[Input records]:

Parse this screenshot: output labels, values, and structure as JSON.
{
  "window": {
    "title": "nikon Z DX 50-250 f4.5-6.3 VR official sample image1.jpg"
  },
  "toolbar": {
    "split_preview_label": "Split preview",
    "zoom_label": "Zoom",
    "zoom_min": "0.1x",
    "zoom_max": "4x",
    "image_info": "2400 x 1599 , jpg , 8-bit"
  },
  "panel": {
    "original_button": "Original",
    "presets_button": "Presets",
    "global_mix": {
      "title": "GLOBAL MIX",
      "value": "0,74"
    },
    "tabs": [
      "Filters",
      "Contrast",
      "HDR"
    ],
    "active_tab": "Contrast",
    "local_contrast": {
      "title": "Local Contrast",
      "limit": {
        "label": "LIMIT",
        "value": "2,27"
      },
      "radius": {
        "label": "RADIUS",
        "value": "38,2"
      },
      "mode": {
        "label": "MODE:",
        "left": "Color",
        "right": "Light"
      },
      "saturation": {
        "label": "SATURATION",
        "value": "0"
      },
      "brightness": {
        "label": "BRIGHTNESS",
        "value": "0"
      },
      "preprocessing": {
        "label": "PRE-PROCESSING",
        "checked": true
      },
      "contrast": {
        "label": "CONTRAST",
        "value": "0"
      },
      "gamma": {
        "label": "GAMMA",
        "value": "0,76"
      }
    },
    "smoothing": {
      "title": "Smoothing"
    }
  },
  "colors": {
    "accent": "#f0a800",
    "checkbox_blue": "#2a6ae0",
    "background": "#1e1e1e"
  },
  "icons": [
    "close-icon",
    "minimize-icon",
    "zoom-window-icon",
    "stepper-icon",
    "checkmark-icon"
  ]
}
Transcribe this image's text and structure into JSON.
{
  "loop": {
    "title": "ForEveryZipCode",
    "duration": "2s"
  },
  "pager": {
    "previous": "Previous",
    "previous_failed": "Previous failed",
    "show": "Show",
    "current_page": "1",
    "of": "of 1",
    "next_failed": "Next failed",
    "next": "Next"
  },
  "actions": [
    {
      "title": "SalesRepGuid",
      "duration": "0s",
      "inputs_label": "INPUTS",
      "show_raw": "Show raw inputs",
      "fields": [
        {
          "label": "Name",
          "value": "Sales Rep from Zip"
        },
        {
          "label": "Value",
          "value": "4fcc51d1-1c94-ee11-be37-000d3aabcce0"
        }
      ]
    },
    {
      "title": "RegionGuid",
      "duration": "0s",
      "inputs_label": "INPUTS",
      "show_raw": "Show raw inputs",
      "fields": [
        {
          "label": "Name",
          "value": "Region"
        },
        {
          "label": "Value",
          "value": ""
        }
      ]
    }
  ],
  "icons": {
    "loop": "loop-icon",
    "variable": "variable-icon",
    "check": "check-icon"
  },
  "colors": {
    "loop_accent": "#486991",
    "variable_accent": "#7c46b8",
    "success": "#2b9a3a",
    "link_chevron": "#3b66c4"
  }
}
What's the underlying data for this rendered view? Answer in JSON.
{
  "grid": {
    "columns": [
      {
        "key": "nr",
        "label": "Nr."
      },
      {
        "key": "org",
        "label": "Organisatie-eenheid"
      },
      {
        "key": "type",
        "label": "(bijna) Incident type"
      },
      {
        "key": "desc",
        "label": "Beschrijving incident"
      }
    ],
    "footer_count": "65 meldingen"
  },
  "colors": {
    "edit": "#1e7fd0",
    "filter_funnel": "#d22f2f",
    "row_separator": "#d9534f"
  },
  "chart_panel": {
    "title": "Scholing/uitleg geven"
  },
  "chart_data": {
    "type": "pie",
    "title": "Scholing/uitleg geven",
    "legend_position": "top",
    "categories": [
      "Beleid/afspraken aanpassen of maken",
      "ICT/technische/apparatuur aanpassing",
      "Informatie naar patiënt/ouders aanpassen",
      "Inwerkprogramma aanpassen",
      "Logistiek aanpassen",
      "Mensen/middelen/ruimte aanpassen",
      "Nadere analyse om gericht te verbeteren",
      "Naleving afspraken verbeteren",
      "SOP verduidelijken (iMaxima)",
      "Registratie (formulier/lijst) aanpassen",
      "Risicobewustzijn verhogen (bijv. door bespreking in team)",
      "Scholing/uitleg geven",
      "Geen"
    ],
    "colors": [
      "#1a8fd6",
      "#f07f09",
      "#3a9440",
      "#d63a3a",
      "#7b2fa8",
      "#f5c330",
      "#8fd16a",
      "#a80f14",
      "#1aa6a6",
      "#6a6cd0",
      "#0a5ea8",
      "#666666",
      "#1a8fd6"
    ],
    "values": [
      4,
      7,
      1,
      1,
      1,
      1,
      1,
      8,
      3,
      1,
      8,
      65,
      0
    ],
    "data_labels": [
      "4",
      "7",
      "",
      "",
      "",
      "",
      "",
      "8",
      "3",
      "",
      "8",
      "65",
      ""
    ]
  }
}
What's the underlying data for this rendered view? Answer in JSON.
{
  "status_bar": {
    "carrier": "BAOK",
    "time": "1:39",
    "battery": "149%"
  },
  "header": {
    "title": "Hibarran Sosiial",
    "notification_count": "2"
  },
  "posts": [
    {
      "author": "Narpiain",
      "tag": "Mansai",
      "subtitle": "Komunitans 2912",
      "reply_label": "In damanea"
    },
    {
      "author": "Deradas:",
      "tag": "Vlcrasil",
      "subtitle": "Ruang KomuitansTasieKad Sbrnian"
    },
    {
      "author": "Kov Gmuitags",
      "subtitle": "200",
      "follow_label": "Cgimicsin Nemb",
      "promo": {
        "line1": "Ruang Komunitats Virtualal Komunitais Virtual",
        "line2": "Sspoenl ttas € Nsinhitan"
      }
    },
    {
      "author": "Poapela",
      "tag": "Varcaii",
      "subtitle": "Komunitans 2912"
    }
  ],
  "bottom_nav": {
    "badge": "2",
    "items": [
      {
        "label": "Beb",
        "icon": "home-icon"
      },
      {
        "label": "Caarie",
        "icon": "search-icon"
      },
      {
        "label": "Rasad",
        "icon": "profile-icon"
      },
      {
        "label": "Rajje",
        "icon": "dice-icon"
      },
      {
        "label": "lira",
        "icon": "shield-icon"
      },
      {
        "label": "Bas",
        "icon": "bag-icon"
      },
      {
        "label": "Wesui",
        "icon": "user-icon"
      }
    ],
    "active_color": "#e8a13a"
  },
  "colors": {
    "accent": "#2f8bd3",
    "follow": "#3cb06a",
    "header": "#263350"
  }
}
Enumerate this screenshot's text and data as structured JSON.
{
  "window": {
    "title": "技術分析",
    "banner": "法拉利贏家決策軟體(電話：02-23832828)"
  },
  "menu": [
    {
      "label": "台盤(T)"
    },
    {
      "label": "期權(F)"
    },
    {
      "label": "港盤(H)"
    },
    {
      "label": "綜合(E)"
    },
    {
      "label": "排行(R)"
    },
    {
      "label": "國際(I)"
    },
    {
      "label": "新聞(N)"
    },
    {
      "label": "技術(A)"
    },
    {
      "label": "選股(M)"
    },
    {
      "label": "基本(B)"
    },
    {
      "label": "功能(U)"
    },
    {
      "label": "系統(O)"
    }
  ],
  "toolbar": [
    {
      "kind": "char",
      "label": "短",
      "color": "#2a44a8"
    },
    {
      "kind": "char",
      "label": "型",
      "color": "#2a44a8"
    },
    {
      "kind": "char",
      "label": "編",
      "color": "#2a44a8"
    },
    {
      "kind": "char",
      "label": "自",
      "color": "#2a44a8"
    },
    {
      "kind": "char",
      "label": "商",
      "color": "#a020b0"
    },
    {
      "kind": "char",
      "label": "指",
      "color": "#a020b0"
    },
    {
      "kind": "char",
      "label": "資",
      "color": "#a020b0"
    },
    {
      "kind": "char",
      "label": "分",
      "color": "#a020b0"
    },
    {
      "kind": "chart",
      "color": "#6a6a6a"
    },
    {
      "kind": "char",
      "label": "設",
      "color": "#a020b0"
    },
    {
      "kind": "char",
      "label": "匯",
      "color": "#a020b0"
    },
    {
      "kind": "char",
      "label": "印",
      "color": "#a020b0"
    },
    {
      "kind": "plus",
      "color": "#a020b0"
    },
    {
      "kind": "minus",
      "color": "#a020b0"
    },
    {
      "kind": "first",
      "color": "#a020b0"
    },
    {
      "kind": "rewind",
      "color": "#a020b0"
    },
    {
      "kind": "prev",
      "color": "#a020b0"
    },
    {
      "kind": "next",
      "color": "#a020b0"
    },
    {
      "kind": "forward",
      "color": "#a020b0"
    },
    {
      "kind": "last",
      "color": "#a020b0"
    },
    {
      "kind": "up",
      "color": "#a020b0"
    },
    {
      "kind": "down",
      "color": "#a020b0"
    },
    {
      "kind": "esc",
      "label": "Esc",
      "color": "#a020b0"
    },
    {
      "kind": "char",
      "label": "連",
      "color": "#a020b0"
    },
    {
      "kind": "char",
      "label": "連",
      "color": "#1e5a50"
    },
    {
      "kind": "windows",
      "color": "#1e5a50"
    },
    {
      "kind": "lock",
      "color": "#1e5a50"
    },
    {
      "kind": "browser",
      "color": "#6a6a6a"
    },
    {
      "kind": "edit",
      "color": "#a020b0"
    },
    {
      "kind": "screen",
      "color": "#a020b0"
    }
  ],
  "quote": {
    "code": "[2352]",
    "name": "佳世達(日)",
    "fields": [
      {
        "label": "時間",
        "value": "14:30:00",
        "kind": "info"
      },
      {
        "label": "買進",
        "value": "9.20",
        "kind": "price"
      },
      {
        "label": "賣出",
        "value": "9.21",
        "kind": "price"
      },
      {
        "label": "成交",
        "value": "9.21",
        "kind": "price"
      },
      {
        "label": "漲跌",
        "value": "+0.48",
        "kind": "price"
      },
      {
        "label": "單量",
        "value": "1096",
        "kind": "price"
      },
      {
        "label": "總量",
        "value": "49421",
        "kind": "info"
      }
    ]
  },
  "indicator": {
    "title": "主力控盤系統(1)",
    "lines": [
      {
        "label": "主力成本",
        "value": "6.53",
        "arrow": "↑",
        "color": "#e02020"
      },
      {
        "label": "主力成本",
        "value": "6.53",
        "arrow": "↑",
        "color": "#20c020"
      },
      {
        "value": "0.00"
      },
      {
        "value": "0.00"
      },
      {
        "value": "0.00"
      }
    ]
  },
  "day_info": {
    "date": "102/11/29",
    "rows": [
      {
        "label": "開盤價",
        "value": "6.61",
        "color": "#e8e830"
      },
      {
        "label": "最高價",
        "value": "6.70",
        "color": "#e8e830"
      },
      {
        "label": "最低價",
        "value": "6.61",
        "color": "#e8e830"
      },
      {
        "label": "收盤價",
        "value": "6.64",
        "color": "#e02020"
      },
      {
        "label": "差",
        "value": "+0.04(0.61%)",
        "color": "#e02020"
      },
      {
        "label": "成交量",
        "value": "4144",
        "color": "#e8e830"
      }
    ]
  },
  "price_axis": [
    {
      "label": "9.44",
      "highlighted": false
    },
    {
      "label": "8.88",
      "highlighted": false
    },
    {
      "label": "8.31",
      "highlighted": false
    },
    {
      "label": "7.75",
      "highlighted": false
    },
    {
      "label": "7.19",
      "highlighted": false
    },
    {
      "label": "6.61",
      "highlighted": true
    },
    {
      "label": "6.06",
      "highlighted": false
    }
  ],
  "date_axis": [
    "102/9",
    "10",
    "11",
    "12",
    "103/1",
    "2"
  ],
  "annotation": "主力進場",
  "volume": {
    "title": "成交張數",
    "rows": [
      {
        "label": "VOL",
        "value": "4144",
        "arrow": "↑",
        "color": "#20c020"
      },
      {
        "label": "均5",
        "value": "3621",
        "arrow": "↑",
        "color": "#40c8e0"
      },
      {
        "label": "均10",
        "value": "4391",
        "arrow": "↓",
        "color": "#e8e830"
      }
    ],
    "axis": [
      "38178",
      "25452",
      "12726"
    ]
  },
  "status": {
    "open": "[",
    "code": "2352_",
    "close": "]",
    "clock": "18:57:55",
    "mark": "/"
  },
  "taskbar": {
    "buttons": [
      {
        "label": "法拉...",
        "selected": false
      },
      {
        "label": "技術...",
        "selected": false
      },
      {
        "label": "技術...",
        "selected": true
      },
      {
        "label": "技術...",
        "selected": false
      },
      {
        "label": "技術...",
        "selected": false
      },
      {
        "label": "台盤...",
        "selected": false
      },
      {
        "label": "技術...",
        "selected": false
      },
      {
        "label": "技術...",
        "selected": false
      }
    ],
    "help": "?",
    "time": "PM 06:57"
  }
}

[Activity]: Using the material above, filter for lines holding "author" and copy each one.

[Written solution]:
      "author": "Narpiain",
      "author": "Deradas:",
      "author": "Kov Gmuitags",
      "author": "Poapela",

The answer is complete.